_Work request_
Wherever the string "plików" occurs in a line of these records, report that line.

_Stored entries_

====================

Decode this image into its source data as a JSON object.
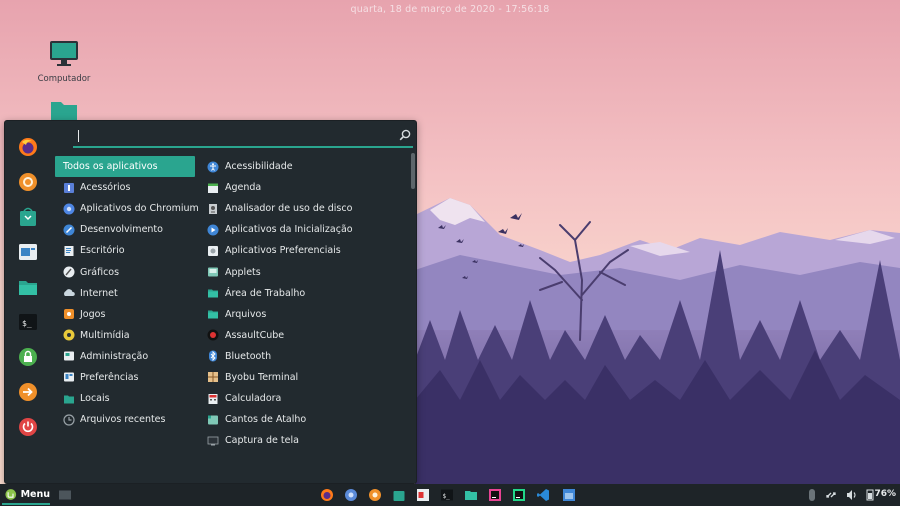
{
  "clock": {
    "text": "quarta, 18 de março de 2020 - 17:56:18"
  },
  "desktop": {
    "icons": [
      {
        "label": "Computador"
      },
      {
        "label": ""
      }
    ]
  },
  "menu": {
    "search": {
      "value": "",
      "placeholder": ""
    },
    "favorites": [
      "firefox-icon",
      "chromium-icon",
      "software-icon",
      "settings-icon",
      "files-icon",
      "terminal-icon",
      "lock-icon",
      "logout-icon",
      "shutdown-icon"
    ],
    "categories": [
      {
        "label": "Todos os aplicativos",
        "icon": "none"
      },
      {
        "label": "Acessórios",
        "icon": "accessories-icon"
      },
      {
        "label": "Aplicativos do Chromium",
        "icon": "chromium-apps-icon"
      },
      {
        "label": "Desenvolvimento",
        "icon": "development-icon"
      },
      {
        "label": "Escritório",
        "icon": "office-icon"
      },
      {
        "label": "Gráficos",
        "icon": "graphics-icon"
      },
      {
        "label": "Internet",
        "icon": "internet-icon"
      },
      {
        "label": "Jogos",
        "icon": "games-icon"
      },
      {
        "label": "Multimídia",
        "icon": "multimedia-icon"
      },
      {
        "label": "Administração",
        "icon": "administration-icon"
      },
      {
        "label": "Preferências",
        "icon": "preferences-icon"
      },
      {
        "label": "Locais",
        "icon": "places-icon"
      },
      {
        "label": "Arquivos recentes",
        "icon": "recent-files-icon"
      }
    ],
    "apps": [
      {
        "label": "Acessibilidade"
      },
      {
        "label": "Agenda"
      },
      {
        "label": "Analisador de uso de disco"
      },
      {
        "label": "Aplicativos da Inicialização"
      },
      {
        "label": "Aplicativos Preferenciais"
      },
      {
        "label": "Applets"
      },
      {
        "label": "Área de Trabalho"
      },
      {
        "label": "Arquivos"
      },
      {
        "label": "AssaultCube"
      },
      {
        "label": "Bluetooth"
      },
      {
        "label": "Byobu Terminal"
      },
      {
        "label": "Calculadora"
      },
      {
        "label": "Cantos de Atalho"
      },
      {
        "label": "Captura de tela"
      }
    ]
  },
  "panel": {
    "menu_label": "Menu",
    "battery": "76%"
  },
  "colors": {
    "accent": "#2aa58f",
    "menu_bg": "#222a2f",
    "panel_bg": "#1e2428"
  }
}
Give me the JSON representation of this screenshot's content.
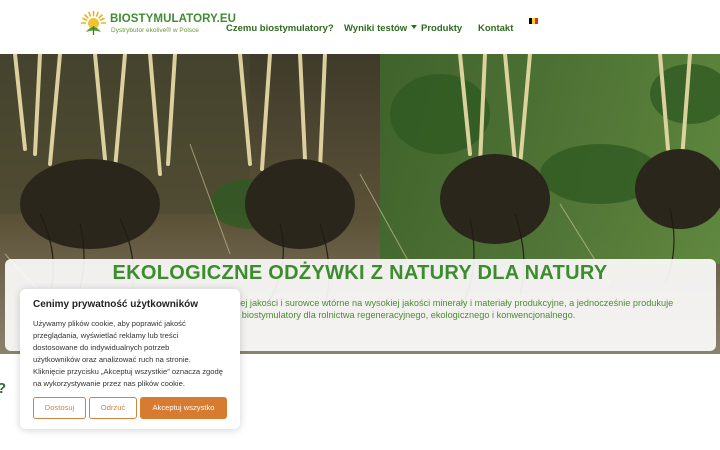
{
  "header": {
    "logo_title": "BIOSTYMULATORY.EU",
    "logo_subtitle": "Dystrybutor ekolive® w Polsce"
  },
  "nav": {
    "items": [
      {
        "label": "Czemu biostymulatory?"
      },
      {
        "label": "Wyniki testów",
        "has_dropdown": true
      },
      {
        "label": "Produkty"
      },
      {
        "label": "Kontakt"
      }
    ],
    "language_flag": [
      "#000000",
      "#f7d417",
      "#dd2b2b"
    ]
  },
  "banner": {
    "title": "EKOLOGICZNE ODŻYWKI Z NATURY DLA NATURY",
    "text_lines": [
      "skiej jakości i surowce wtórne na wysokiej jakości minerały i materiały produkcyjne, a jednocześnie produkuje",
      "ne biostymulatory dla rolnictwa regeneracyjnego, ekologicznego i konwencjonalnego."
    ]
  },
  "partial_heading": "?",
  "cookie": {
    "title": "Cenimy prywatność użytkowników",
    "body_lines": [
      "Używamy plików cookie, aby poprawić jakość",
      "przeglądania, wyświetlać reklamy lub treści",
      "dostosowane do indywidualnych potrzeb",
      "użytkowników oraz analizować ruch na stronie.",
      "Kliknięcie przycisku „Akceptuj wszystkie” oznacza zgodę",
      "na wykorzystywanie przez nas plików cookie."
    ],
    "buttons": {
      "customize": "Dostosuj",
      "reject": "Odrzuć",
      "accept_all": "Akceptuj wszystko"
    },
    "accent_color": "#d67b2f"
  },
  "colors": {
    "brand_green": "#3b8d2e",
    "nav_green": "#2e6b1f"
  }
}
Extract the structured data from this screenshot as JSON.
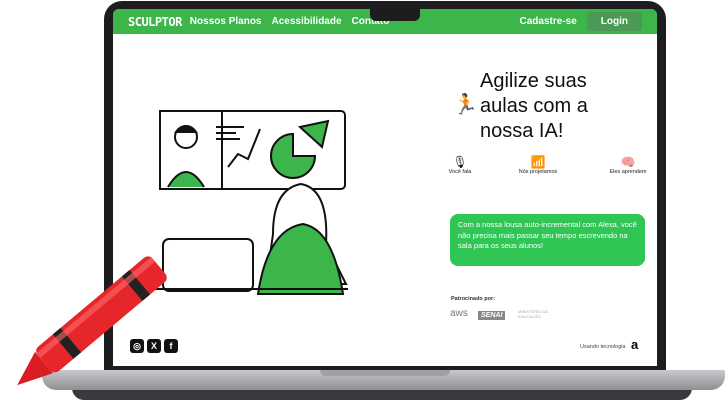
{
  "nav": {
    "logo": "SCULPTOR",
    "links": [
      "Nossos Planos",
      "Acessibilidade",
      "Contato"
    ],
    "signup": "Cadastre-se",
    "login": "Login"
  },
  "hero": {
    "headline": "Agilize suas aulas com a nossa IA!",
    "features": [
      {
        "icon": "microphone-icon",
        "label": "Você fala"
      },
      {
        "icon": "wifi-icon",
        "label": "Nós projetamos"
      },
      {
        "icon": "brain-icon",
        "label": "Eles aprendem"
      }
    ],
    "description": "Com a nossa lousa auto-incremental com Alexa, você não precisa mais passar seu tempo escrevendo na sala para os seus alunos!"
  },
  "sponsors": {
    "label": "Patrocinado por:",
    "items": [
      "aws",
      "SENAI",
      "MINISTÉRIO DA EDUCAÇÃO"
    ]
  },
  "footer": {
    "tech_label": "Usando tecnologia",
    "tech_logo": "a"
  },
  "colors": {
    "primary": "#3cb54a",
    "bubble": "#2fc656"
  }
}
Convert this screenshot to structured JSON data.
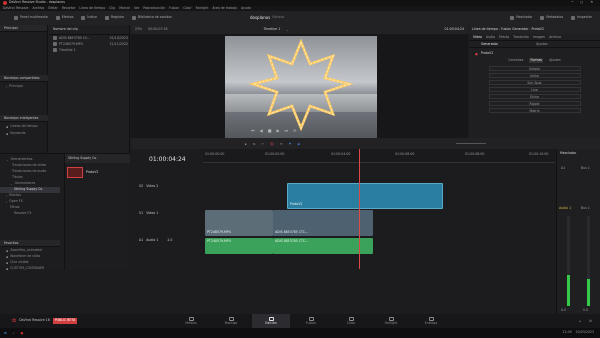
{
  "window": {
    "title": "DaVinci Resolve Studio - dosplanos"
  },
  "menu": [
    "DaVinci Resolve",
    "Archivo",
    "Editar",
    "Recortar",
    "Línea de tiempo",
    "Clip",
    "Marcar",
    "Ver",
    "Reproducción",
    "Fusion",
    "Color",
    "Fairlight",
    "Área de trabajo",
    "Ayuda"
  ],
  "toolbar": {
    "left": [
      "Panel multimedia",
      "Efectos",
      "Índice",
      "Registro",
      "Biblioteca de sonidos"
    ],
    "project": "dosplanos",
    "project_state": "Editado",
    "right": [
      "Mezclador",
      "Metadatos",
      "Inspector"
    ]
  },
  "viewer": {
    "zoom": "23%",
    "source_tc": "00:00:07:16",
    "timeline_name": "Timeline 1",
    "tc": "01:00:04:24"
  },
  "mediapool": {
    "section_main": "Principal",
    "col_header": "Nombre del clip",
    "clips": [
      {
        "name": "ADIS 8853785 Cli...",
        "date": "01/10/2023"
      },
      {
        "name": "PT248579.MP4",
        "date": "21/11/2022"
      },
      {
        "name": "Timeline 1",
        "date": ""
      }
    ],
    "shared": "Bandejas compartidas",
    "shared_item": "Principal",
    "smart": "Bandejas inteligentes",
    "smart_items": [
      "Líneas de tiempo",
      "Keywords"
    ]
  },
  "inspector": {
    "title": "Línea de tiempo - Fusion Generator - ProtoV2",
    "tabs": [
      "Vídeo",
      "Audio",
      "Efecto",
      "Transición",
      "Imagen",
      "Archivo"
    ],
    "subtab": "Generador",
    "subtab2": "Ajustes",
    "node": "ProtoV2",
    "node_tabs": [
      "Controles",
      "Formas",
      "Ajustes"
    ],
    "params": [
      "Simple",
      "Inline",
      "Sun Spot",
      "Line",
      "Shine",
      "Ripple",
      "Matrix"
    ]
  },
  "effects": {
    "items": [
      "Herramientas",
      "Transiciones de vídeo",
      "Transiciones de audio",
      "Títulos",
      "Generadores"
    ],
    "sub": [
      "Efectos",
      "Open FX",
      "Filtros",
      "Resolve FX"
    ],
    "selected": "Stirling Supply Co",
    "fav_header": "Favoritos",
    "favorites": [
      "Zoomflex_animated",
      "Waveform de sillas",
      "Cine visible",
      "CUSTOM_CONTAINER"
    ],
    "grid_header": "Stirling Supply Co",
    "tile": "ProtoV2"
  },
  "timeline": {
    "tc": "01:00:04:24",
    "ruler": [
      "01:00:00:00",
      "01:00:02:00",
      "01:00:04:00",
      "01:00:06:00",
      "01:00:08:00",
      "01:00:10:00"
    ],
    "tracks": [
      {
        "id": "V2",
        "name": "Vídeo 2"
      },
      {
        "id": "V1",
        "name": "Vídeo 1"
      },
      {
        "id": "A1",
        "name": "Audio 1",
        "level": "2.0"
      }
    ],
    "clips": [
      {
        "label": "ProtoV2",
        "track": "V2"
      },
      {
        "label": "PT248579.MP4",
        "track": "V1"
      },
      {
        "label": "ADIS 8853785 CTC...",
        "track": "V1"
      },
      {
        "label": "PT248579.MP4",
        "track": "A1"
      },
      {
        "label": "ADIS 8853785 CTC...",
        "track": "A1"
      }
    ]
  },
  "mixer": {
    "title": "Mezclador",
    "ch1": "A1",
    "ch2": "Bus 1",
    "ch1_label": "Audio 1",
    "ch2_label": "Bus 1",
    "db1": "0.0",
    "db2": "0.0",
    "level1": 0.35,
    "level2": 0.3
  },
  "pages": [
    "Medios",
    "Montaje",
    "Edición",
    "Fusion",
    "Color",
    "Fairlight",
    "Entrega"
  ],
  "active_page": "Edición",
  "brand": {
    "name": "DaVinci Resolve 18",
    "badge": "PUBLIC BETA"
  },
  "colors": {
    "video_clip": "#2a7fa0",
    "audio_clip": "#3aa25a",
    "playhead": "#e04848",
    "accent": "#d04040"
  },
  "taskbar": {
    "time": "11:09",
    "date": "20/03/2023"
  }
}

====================

_Result for this task_
      "Używamy plików cookie, aby poprawić jakość",
      "na wykorzystywanie przez nas plików cookie."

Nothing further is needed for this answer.